AIM OF THE TASK | Please retype every record below exactly, leaving the pictures out.

Content starts

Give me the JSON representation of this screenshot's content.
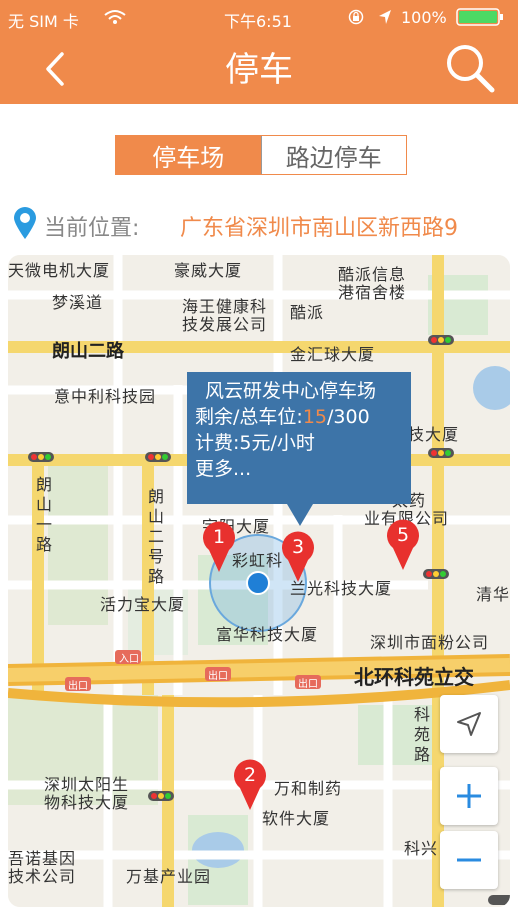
{
  "status_bar": {
    "carrier": "无 SIM 卡",
    "time": "下午6:51",
    "battery": "100%"
  },
  "nav": {
    "title": "停车"
  },
  "tabs": [
    {
      "label": "停车场"
    },
    {
      "label": "路边停车"
    }
  ],
  "location": {
    "label": "当前位置:",
    "value": "广东省深圳市南山区新西路9"
  },
  "map": {
    "labels": [
      "天微电机大厦",
      "豪威大厦",
      "酷派信息",
      "港宿舍楼",
      "梦溪道",
      "海王健康科",
      "技发展公司",
      "酷派",
      "朗山二路",
      "金汇球大厦",
      "意中利科技园",
      "技大厦",
      "太药",
      "业有限公司",
      "朗山一路",
      "朗山二号路",
      "宇阳大厦",
      "彩虹科",
      "兰光科技大厦",
      "活力宝大厦",
      "富华科技大厦",
      "深圳市面粉公司",
      "清华",
      "北环科苑立交",
      "科苑路",
      "深圳太阳生",
      "物科技大厦",
      "万和制药",
      "软件大厦",
      "吾诺基因",
      "技术公司",
      "万基产业园",
      "科兴",
      "入口",
      "出口",
      "出口",
      "出口"
    ]
  },
  "callout": {
    "title": "风云研发中心停车场",
    "spaces_label": "剩余/总车位:",
    "spaces_free": "15",
    "spaces_total": "/300",
    "fee": "计费:5元/小时",
    "more": "更多..."
  },
  "pins": [
    {
      "label": "1"
    },
    {
      "label": "2"
    },
    {
      "label": "3"
    },
    {
      "label": "5"
    }
  ],
  "icons": [
    "back-icon",
    "search-icon",
    "location-pin-icon",
    "locate-arrow-icon",
    "zoom-in-icon",
    "zoom-out-icon"
  ],
  "colors": {
    "accent": "#f08a4b",
    "callout": "#3d74a8",
    "pin": "#e8312e"
  }
}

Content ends

ANSWER BOX |
Give me the JSON representation of this screenshot's content.
{
  "status_bar": {
    "carrier": "无 SIM 卡",
    "time": "下午6:51",
    "battery": "100%"
  },
  "nav": {
    "title": "停车"
  },
  "tabs": [
    {
      "label": "停车场"
    },
    {
      "label": "路边停车"
    }
  ],
  "location": {
    "label": "当前位置:",
    "value": "广东省深圳市南山区新西路9"
  },
  "map": {
    "labels": [
      "天微电机大厦",
      "豪威大厦",
      "酷派信息",
      "港宿舍楼",
      "梦溪道",
      "海王健康科",
      "技发展公司",
      "酷派",
      "朗山二路",
      "金汇球大厦",
      "意中利科技园",
      "技大厦",
      "太药",
      "业有限公司",
      "朗山一路",
      "朗山二号路",
      "宇阳大厦",
      "彩虹科",
      "兰光科技大厦",
      "活力宝大厦",
      "富华科技大厦",
      "深圳市面粉公司",
      "清华",
      "北环科苑立交",
      "科苑路",
      "深圳太阳生",
      "物科技大厦",
      "万和制药",
      "软件大厦",
      "吾诺基因",
      "技术公司",
      "万基产业园",
      "科兴",
      "入口",
      "出口",
      "出口",
      "出口"
    ]
  },
  "callout": {
    "title": "风云研发中心停车场",
    "spaces_label": "剩余/总车位:",
    "spaces_free": "15",
    "spaces_total": "/300",
    "fee": "计费:5元/小时",
    "more": "更多..."
  },
  "pins": [
    {
      "label": "1"
    },
    {
      "label": "2"
    },
    {
      "label": "3"
    },
    {
      "label": "5"
    }
  ],
  "icons": [
    "back-icon",
    "search-icon",
    "location-pin-icon",
    "locate-arrow-icon",
    "zoom-in-icon",
    "zoom-out-icon"
  ],
  "colors": {
    "accent": "#f08a4b",
    "callout": "#3d74a8",
    "pin": "#e8312e"
  }
}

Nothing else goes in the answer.